> [WHAT TO PRODUCE]: Exactly as written, return the entries below, minus any pictures.
--- SUPPLIED RECORDS ---
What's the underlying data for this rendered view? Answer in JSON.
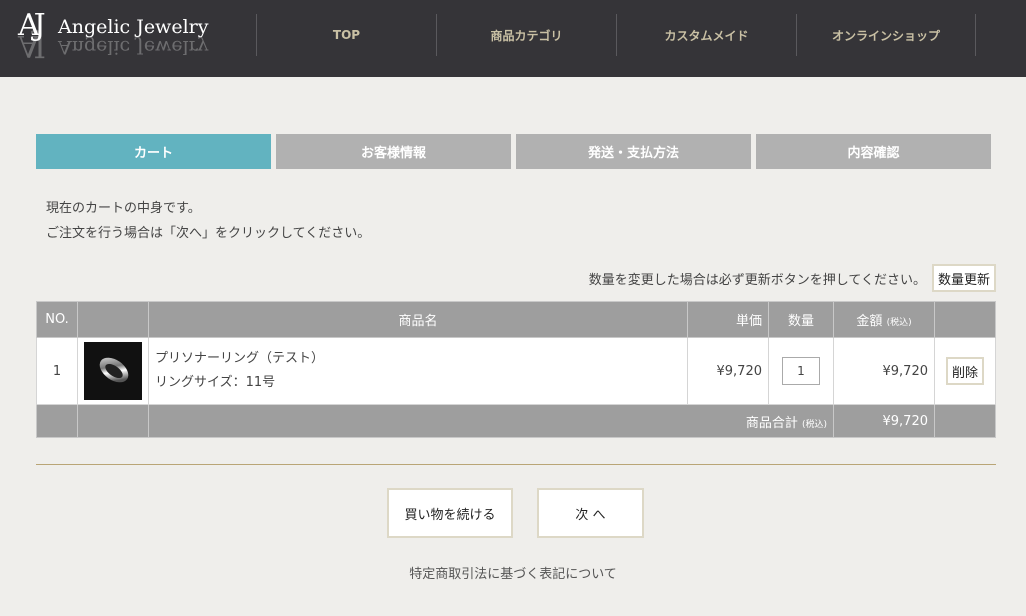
{
  "header": {
    "logo_mark": "AJ",
    "logo_text": "Angelic Jewelry",
    "nav": [
      "TOP",
      "商品カテゴリ",
      "カスタムメイド",
      "オンラインショップ"
    ]
  },
  "steps": [
    "カート",
    "お客様情報",
    "発送・支払方法",
    "内容確認"
  ],
  "intro": {
    "line1": "現在のカートの中身です。",
    "line2": "ご注文を行う場合は「次へ」をクリックしてください。"
  },
  "update": {
    "note": "数量を変更した場合は必ず更新ボタンを押してください。",
    "button": "数量更新"
  },
  "table": {
    "headers": {
      "no": "NO.",
      "name": "商品名",
      "unit_price": "単価",
      "quantity": "数量",
      "amount": "金額",
      "tax_note": "(税込)"
    },
    "rows": [
      {
        "no": "1",
        "name": "プリソナーリング（テスト）",
        "option": "リングサイズ：11号",
        "unit_price": "¥9,720",
        "quantity": "1",
        "amount": "¥9,720",
        "delete": "削除"
      }
    ],
    "total_label": "商品合計",
    "total_tax_note": "(税込)",
    "total_amount": "¥9,720"
  },
  "buttons": {
    "continue": "買い物を続ける",
    "next": "次 へ"
  },
  "footer_link": "特定商取引法に基づく表記について",
  "colors": {
    "header_bg": "#353438",
    "active_step": "#62b3c0",
    "inactive_step": "#b1b1b1",
    "table_header": "#9e9e9e",
    "nav_text": "#c9c0a4"
  }
}
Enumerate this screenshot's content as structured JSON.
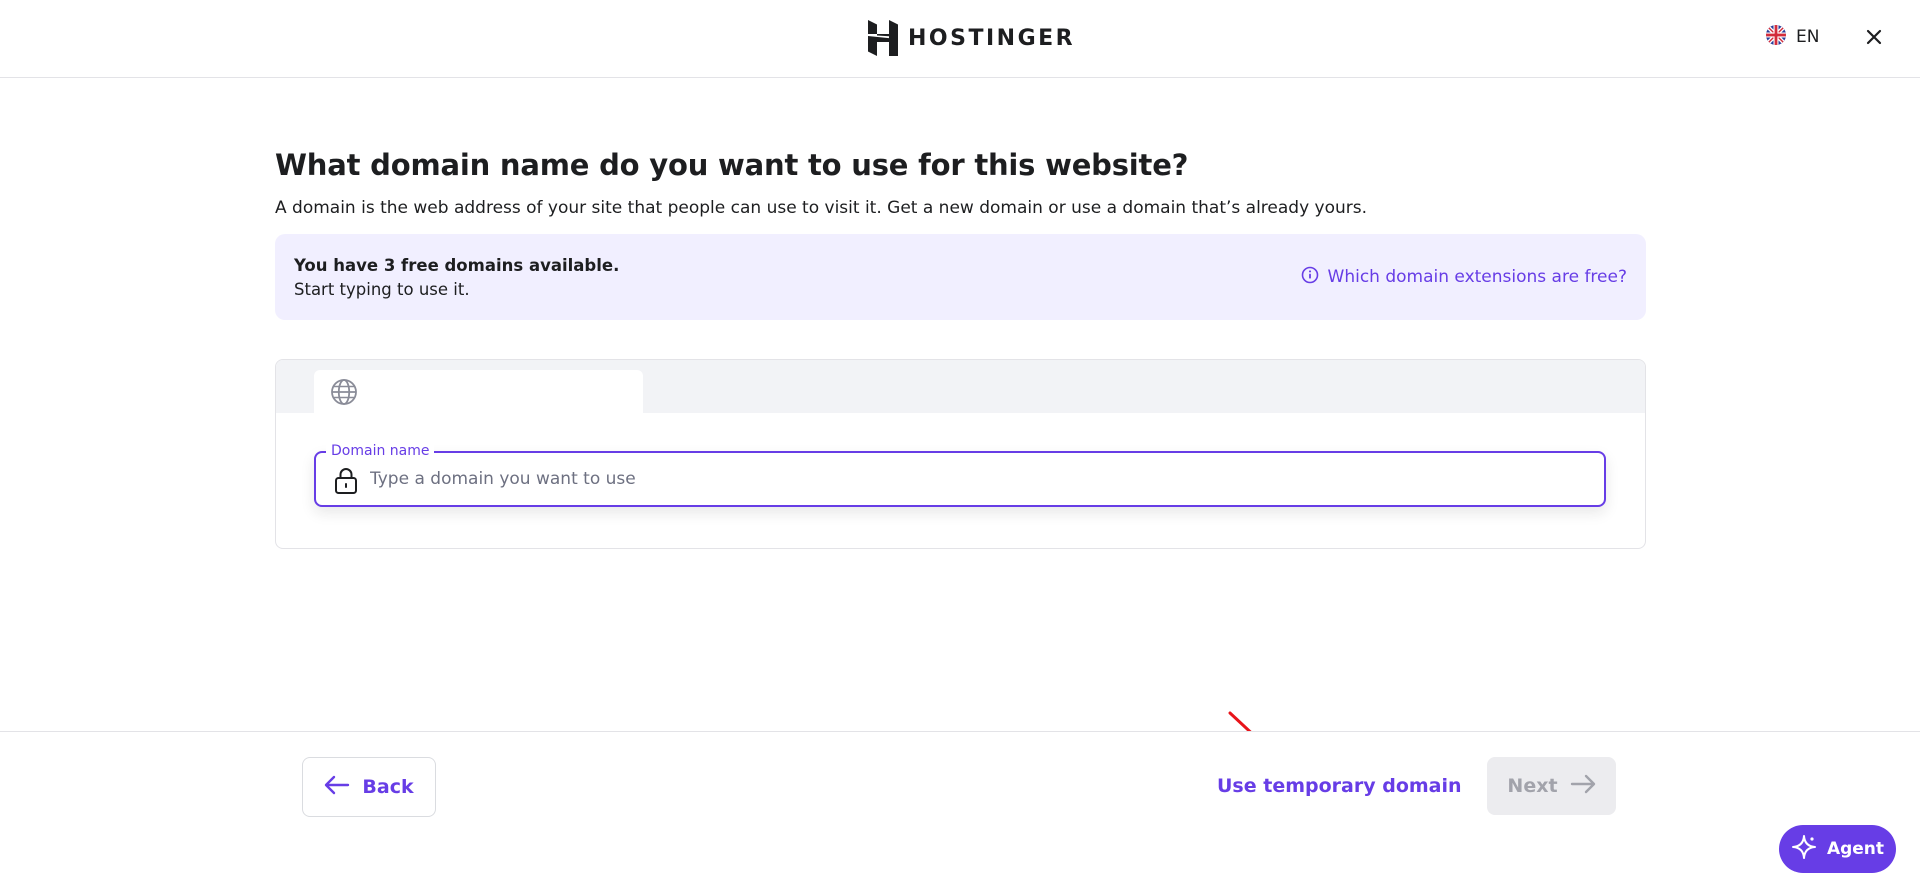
{
  "header": {
    "brand": "HOSTINGER",
    "language": "EN",
    "icons": {
      "logo": "hostinger-logo-icon",
      "flag": "uk-flag-icon",
      "close": "close-icon"
    }
  },
  "main": {
    "title": "What domain name do you want to use for this website?",
    "description": "A domain is the web address of your site that people can use to visit it. Get a new domain or use a domain that’s already yours."
  },
  "info_box": {
    "title": "You have 3 free domains available.",
    "subtitle": "Start typing to use it.",
    "link_label": "Which domain extensions are free?",
    "link_icon": "info-circle-icon"
  },
  "domain_card": {
    "tab_icon": "globe-icon",
    "field_label": "Domain name",
    "field_value": "",
    "field_placeholder": "Type a domain you want to use",
    "field_icon": "lock-icon"
  },
  "footer": {
    "back_label": "Back",
    "temp_domain_label": "Use temporary domain",
    "next_label": "Next",
    "next_enabled": false
  },
  "agent": {
    "label": "Agent",
    "icon": "sparkle-icon"
  },
  "colors": {
    "accent": "#673de6",
    "info_bg": "#f1efff",
    "text": "#1d1e20",
    "muted": "#6d7081",
    "disabled_bg": "#ececef",
    "disabled_text": "#a2a3ab",
    "annotation": "#e8141a"
  }
}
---
> [RESPONSE TO THIS TASK]:
What's the underlying data for this rendered view? Answer in JSON.
{
  "header": {
    "logo_mark": "AJ",
    "logo_text": "Angelic Jewelry",
    "nav": [
      "TOP",
      "商品カテゴリ",
      "カスタムメイド",
      "オンラインショップ"
    ]
  },
  "steps": [
    "カート",
    "お客様情報",
    "発送・支払方法",
    "内容確認"
  ],
  "intro": {
    "line1": "現在のカートの中身です。",
    "line2": "ご注文を行う場合は「次へ」をクリックしてください。"
  },
  "update": {
    "note": "数量を変更した場合は必ず更新ボタンを押してください。",
    "button": "数量更新"
  },
  "table": {
    "headers": {
      "no": "NO.",
      "name": "商品名",
      "unit_price": "単価",
      "quantity": "数量",
      "amount": "金額",
      "tax_note": "(税込)"
    },
    "rows": [
      {
        "no": "1",
        "name": "プリソナーリング（テスト）",
        "option": "リングサイズ：11号",
        "unit_price": "¥9,720",
        "quantity": "1",
        "amount": "¥9,720",
        "delete": "削除"
      }
    ],
    "total_label": "商品合計",
    "total_tax_note": "(税込)",
    "total_amount": "¥9,720"
  },
  "buttons": {
    "continue": "買い物を続ける",
    "next": "次 へ"
  },
  "footer_link": "特定商取引法に基づく表記について",
  "colors": {
    "header_bg": "#353438",
    "active_step": "#62b3c0",
    "inactive_step": "#b1b1b1",
    "table_header": "#9e9e9e",
    "nav_text": "#c9c0a4"
  }
}
Enumerate this screenshot's content as structured JSON.
{
  "header": {
    "brand": "HOSTINGER",
    "language": "EN",
    "icons": {
      "logo": "hostinger-logo-icon",
      "flag": "uk-flag-icon",
      "close": "close-icon"
    }
  },
  "main": {
    "title": "What domain name do you want to use for this website?",
    "description": "A domain is the web address of your site that people can use to visit it. Get a new domain or use a domain that’s already yours."
  },
  "info_box": {
    "title": "You have 3 free domains available.",
    "subtitle": "Start typing to use it.",
    "link_label": "Which domain extensions are free?",
    "link_icon": "info-circle-icon"
  },
  "domain_card": {
    "tab_icon": "globe-icon",
    "field_label": "Domain name",
    "field_value": "",
    "field_placeholder": "Type a domain you want to use",
    "field_icon": "lock-icon"
  },
  "footer": {
    "back_label": "Back",
    "temp_domain_label": "Use temporary domain",
    "next_label": "Next",
    "next_enabled": false
  },
  "agent": {
    "label": "Agent",
    "icon": "sparkle-icon"
  },
  "colors": {
    "accent": "#673de6",
    "info_bg": "#f1efff",
    "text": "#1d1e20",
    "muted": "#6d7081",
    "disabled_bg": "#ececef",
    "disabled_text": "#a2a3ab",
    "annotation": "#e8141a"
  }
}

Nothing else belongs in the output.